What the exercise asks: Count how many lines in the entries below hold "name". Only the number belongs in the answer.

Component data from apps and pages:
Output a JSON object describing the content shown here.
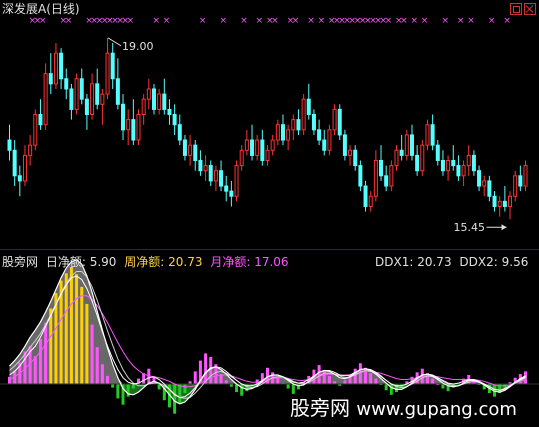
{
  "title": {
    "name": "深发展A",
    "period": "(日线)"
  },
  "indicator": {
    "name": "股旁网",
    "daily_label": "日净额:",
    "daily_value": "5.90",
    "weekly_label": "周净额:",
    "weekly_value": "20.73",
    "monthly_label": "月净额:",
    "monthly_value": "17.06",
    "ddx1_label": "DDX1:",
    "ddx1_value": "20.73",
    "ddx2_label": "DDX2:",
    "ddx2_value": "9.56"
  },
  "watermark": {
    "cn": "股旁网",
    "url": "www.gupang.com"
  },
  "colors": {
    "up": "#ff3232",
    "down": "#55ffff",
    "magenta": "#ff55ff",
    "green": "#22cc22",
    "yellow": "#ffd000",
    "gray": "#7a7a7a",
    "white": "#ffffff",
    "text": "#e0e0e0",
    "weekly": "#ffd24a",
    "monthly": "#ff55ff"
  },
  "icons": [
    "restore-icon",
    "close-icon"
  ],
  "chart_data": [
    {
      "type": "candlestick",
      "annotations": [
        {
          "text": "19.00",
          "kind": "high"
        },
        {
          "text": "15.45",
          "kind": "low"
        }
      ],
      "ohlc": [
        [
          17.0,
          17.3,
          16.6,
          16.8
        ],
        [
          16.8,
          17.0,
          16.1,
          16.3
        ],
        [
          16.3,
          16.5,
          15.9,
          16.2
        ],
        [
          16.2,
          16.9,
          16.1,
          16.7
        ],
        [
          16.7,
          17.1,
          16.5,
          16.9
        ],
        [
          16.9,
          17.6,
          16.8,
          17.5
        ],
        [
          17.5,
          17.8,
          17.2,
          17.3
        ],
        [
          17.3,
          18.5,
          17.2,
          18.3
        ],
        [
          18.3,
          18.7,
          17.9,
          18.1
        ],
        [
          18.1,
          18.9,
          18.0,
          18.7
        ],
        [
          18.7,
          18.8,
          18.0,
          18.2
        ],
        [
          18.2,
          18.4,
          17.8,
          18.0
        ],
        [
          18.0,
          18.1,
          17.4,
          17.6
        ],
        [
          17.6,
          18.3,
          17.5,
          18.2
        ],
        [
          18.2,
          18.4,
          17.7,
          17.8
        ],
        [
          17.8,
          17.9,
          17.2,
          17.5
        ],
        [
          17.5,
          18.3,
          17.4,
          18.1
        ],
        [
          18.1,
          18.4,
          17.6,
          17.7
        ],
        [
          17.7,
          18.0,
          17.3,
          17.9
        ],
        [
          17.9,
          19.0,
          17.8,
          18.7
        ],
        [
          18.7,
          18.9,
          18.0,
          18.2
        ],
        [
          18.2,
          18.6,
          17.6,
          17.7
        ],
        [
          17.7,
          17.9,
          17.0,
          17.2
        ],
        [
          17.2,
          17.6,
          16.9,
          17.4
        ],
        [
          17.4,
          17.8,
          16.9,
          17.0
        ],
        [
          17.0,
          17.6,
          16.9,
          17.5
        ],
        [
          17.5,
          17.9,
          17.3,
          17.8
        ],
        [
          17.8,
          18.2,
          17.6,
          18.0
        ],
        [
          18.0,
          18.1,
          17.5,
          17.6
        ],
        [
          17.6,
          18.0,
          17.5,
          17.9
        ],
        [
          17.9,
          18.2,
          17.5,
          17.6
        ],
        [
          17.6,
          17.8,
          17.3,
          17.5
        ],
        [
          17.5,
          17.7,
          17.1,
          17.3
        ],
        [
          17.3,
          17.5,
          16.9,
          17.0
        ],
        [
          17.0,
          17.1,
          16.6,
          16.7
        ],
        [
          16.7,
          17.1,
          16.5,
          16.9
        ],
        [
          16.9,
          17.0,
          16.4,
          16.6
        ],
        [
          16.6,
          16.8,
          16.3,
          16.4
        ],
        [
          16.4,
          16.7,
          16.2,
          16.5
        ],
        [
          16.5,
          16.6,
          16.1,
          16.2
        ],
        [
          16.2,
          16.5,
          16.0,
          16.4
        ],
        [
          16.4,
          16.6,
          16.0,
          16.1
        ],
        [
          16.1,
          16.3,
          15.8,
          16.0
        ],
        [
          16.0,
          16.2,
          15.7,
          15.9
        ],
        [
          15.9,
          16.6,
          15.8,
          16.5
        ],
        [
          16.5,
          16.9,
          16.4,
          16.8
        ],
        [
          16.8,
          17.2,
          16.7,
          17.0
        ],
        [
          17.0,
          17.3,
          16.6,
          16.7
        ],
        [
          16.7,
          17.1,
          16.6,
          17.0
        ],
        [
          17.0,
          17.2,
          16.5,
          16.6
        ],
        [
          16.6,
          16.9,
          16.5,
          16.8
        ],
        [
          16.8,
          17.1,
          16.7,
          17.0
        ],
        [
          17.0,
          17.4,
          16.9,
          17.3
        ],
        [
          17.3,
          17.5,
          16.9,
          17.0
        ],
        [
          17.0,
          17.3,
          16.8,
          17.2
        ],
        [
          17.2,
          17.5,
          17.0,
          17.4
        ],
        [
          17.4,
          17.6,
          17.1,
          17.2
        ],
        [
          17.2,
          17.9,
          17.1,
          17.8
        ],
        [
          17.8,
          18.1,
          17.4,
          17.5
        ],
        [
          17.5,
          17.6,
          17.1,
          17.2
        ],
        [
          17.2,
          17.4,
          16.9,
          17.0
        ],
        [
          17.0,
          17.2,
          16.7,
          16.8
        ],
        [
          16.8,
          17.3,
          16.7,
          17.2
        ],
        [
          17.2,
          17.7,
          17.1,
          17.6
        ],
        [
          17.6,
          17.7,
          17.0,
          17.1
        ],
        [
          17.1,
          17.2,
          16.6,
          16.7
        ],
        [
          16.7,
          16.9,
          16.5,
          16.8
        ],
        [
          16.8,
          16.9,
          16.4,
          16.5
        ],
        [
          16.5,
          16.6,
          16.0,
          16.1
        ],
        [
          16.1,
          16.2,
          15.6,
          15.7
        ],
        [
          15.7,
          16.0,
          15.6,
          15.9
        ],
        [
          15.9,
          16.8,
          15.8,
          16.6
        ],
        [
          16.6,
          16.9,
          16.2,
          16.3
        ],
        [
          16.3,
          16.5,
          16.0,
          16.1
        ],
        [
          16.1,
          16.6,
          16.0,
          16.5
        ],
        [
          16.5,
          16.9,
          16.4,
          16.8
        ],
        [
          16.8,
          17.1,
          16.6,
          16.7
        ],
        [
          16.7,
          17.2,
          16.6,
          17.1
        ],
        [
          17.1,
          17.3,
          16.6,
          16.7
        ],
        [
          16.7,
          16.9,
          16.3,
          16.4
        ],
        [
          16.4,
          17.0,
          16.3,
          16.9
        ],
        [
          16.9,
          17.4,
          16.8,
          17.3
        ],
        [
          17.3,
          17.5,
          16.8,
          16.9
        ],
        [
          16.9,
          17.0,
          16.5,
          16.6
        ],
        [
          16.6,
          16.8,
          16.3,
          16.4
        ],
        [
          16.4,
          16.7,
          16.2,
          16.6
        ],
        [
          16.6,
          16.9,
          16.4,
          16.5
        ],
        [
          16.5,
          16.7,
          16.2,
          16.3
        ],
        [
          16.3,
          16.6,
          16.1,
          16.5
        ],
        [
          16.5,
          16.9,
          16.3,
          16.7
        ],
        [
          16.7,
          16.8,
          16.3,
          16.4
        ],
        [
          16.4,
          16.5,
          16.0,
          16.1
        ],
        [
          16.1,
          16.3,
          15.9,
          16.2
        ],
        [
          16.2,
          16.3,
          15.8,
          15.9
        ],
        [
          15.9,
          16.0,
          15.6,
          15.7
        ],
        [
          15.7,
          15.9,
          15.5,
          15.8
        ],
        [
          15.8,
          16.1,
          15.6,
          15.7
        ],
        [
          15.7,
          16.0,
          15.45,
          15.9
        ],
        [
          15.9,
          16.4,
          15.8,
          16.3
        ],
        [
          16.3,
          16.5,
          16.0,
          16.1
        ],
        [
          16.1,
          16.6,
          16.0,
          16.5
        ]
      ],
      "signal_marks": [
        4,
        5,
        6,
        10,
        11,
        15,
        16,
        17,
        18,
        19,
        20,
        21,
        22,
        23,
        28,
        30,
        37,
        41,
        45,
        48,
        50,
        51,
        54,
        55,
        58,
        60,
        62,
        63,
        64,
        65,
        66,
        67,
        68,
        69,
        70,
        71,
        72,
        73,
        75,
        76,
        78,
        80,
        84,
        87,
        89,
        93,
        96
      ]
    },
    {
      "type": "bar+line",
      "series": [
        {
          "name": "日净额",
          "values": [
            0.8,
            1.5,
            2.4,
            3.6,
            4.2,
            3.1,
            5.0,
            6.8,
            8.4,
            10.1,
            11.5,
            12.3,
            13.0,
            12.2,
            10.8,
            8.9,
            6.6,
            4.1,
            2.2,
            0.9,
            -0.4,
            -1.6,
            -2.3,
            -1.4,
            -0.5,
            0.6,
            1.2,
            1.7,
            0.8,
            -0.6,
            -1.8,
            -2.6,
            -3.3,
            -2.2,
            -1.0,
            0.3,
            1.4,
            2.6,
            3.4,
            3.0,
            2.2,
            1.1,
            0.4,
            -0.3,
            -0.9,
            -1.3,
            -0.8,
            -0.2,
            0.5,
            1.2,
            1.8,
            1.3,
            0.7,
            0.1,
            -0.5,
            -1.1,
            -0.6,
            0.2,
            0.9,
            1.6,
            2.1,
            1.5,
            0.9,
            0.3,
            -0.2,
            0.4,
            1.0,
            1.7,
            2.3,
            1.8,
            1.2,
            0.6,
            -0.1,
            -0.7,
            -1.2,
            -0.9,
            -0.4,
            0.3,
            0.8,
            1.3,
            1.7,
            1.2,
            0.6,
            0.0,
            -0.5,
            -0.8,
            -0.4,
            0.1,
            0.6,
            1.0,
            0.5,
            -0.1,
            -0.6,
            -1.0,
            -1.4,
            -1.0,
            -0.4,
            0.2,
            0.7,
            1.1,
            1.4
          ]
        },
        {
          "name": "DDX1",
          "values": [
            2.0,
            2.6,
            3.3,
            4.2,
            5.2,
            6.0,
            6.9,
            8.0,
            9.2,
            10.5,
            11.8,
            12.9,
            13.6,
            13.8,
            13.3,
            12.0,
            10.2,
            8.1,
            6.0,
            4.0,
            2.2,
            0.7,
            -0.5,
            -1.1,
            -1.2,
            -0.9,
            -0.4,
            0.1,
            0.3,
            0.1,
            -0.5,
            -1.2,
            -1.9,
            -2.2,
            -2.0,
            -1.4,
            -0.6,
            0.4,
            1.3,
            1.8,
            1.9,
            1.6,
            1.1,
            0.5,
            0.0,
            -0.4,
            -0.6,
            -0.5,
            -0.2,
            0.3,
            0.8,
            1.0,
            1.0,
            0.8,
            0.4,
            0.0,
            -0.2,
            -0.1,
            0.3,
            0.8,
            1.3,
            1.5,
            1.4,
            1.1,
            0.7,
            0.6,
            0.8,
            1.2,
            1.6,
            1.7,
            1.5,
            1.1,
            0.6,
            0.1,
            -0.4,
            -0.6,
            -0.6,
            -0.3,
            0.1,
            0.6,
            1.0,
            1.1,
            0.9,
            0.5,
            0.1,
            -0.2,
            -0.3,
            -0.2,
            0.1,
            0.4,
            0.4,
            0.2,
            -0.1,
            -0.5,
            -0.8,
            -0.9,
            -0.7,
            -0.3,
            0.2,
            0.6,
            0.9
          ]
        },
        {
          "name": "DDX2",
          "values": [
            1.5,
            2.0,
            2.6,
            3.3,
            4.1,
            4.8,
            5.6,
            6.6,
            7.7,
            8.9,
            10.1,
            11.2,
            12.0,
            12.5,
            12.5,
            11.9,
            10.8,
            9.3,
            7.6,
            5.9,
            4.3,
            2.8,
            1.6,
            0.7,
            0.1,
            -0.2,
            -0.2,
            0.0,
            0.1,
            0.1,
            -0.2,
            -0.6,
            -1.1,
            -1.5,
            -1.6,
            -1.5,
            -1.0,
            -0.4,
            0.3,
            0.9,
            1.3,
            1.4,
            1.2,
            0.8,
            0.4,
            0.0,
            -0.3,
            -0.4,
            -0.3,
            0.0,
            0.4,
            0.7,
            0.8,
            0.8,
            0.6,
            0.3,
            0.1,
            0.0,
            0.2,
            0.5,
            0.9,
            1.2,
            1.2,
            1.1,
            0.9,
            0.7,
            0.8,
            1.0,
            1.3,
            1.5,
            1.4,
            1.2,
            0.8,
            0.4,
            0.0,
            -0.3,
            -0.4,
            -0.3,
            0.0,
            0.3,
            0.7,
            0.9,
            0.8,
            0.6,
            0.3,
            0.0,
            -0.2,
            -0.2,
            0.0,
            0.2,
            0.3,
            0.2,
            0.0,
            -0.3,
            -0.6,
            -0.7,
            -0.6,
            -0.3,
            0.1,
            0.4,
            0.7
          ]
        },
        {
          "name": "周净额",
          "values": [
            1.0,
            1.4,
            2.0,
            2.8,
            3.6,
            4.2,
            5.2,
            6.4,
            7.6,
            8.8,
            10.0,
            11.0,
            11.8,
            12.0,
            11.6,
            10.6,
            9.2,
            7.6,
            5.8,
            4.2,
            2.8,
            1.6,
            0.7,
            0.2,
            0.0,
            0.1,
            0.4,
            0.7,
            0.8,
            0.5,
            0.0,
            -0.6,
            -1.2,
            -1.5,
            -1.4,
            -1.0,
            -0.4,
            0.4,
            1.2,
            1.7,
            1.9,
            1.8,
            1.4,
            0.9,
            0.4,
            0.0,
            -0.2,
            -0.2,
            0.0,
            0.4,
            0.8,
            1.0,
            1.0,
            0.8,
            0.5,
            0.2,
            0.1,
            0.2,
            0.5,
            0.9,
            1.3,
            1.5,
            1.5,
            1.3,
            1.0,
            0.9,
            1.0,
            1.3,
            1.6,
            1.7,
            1.6,
            1.3,
            0.9,
            0.4,
            0.0,
            -0.2,
            -0.2,
            0.0,
            0.3,
            0.7,
            1.0,
            1.1,
            1.0,
            0.7,
            0.4,
            0.1,
            0.0,
            0.1,
            0.3,
            0.5,
            0.5,
            0.3,
            0.0,
            -0.3,
            -0.6,
            -0.7,
            -0.5,
            -0.2,
            0.2,
            0.5,
            0.8
          ]
        },
        {
          "name": "月净额",
          "values": [
            0.5,
            0.8,
            1.2,
            1.7,
            2.3,
            2.9,
            3.6,
            4.4,
            5.3,
            6.2,
            7.2,
            8.1,
            8.9,
            9.5,
            9.8,
            9.8,
            9.4,
            8.7,
            7.8,
            6.8,
            5.7,
            4.6,
            3.6,
            2.7,
            2.0,
            1.5,
            1.1,
            0.9,
            0.8,
            0.7,
            0.5,
            0.3,
            0.0,
            -0.2,
            -0.3,
            -0.3,
            -0.2,
            0.1,
            0.4,
            0.7,
            0.9,
            1.0,
            1.0,
            0.9,
            0.7,
            0.5,
            0.3,
            0.2,
            0.2,
            0.3,
            0.5,
            0.6,
            0.7,
            0.7,
            0.6,
            0.5,
            0.4,
            0.4,
            0.5,
            0.7,
            0.9,
            1.0,
            1.1,
            1.1,
            1.0,
            1.0,
            1.0,
            1.1,
            1.3,
            1.4,
            1.4,
            1.3,
            1.2,
            1.0,
            0.8,
            0.6,
            0.5,
            0.5,
            0.6,
            0.7,
            0.8,
            0.9,
            0.9,
            0.8,
            0.7,
            0.6,
            0.5,
            0.5,
            0.5,
            0.5,
            0.5,
            0.4,
            0.3,
            0.1,
            -0.1,
            -0.2,
            -0.2,
            -0.1,
            0.1,
            0.3,
            0.5
          ]
        }
      ]
    }
  ]
}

Exercise answer: 7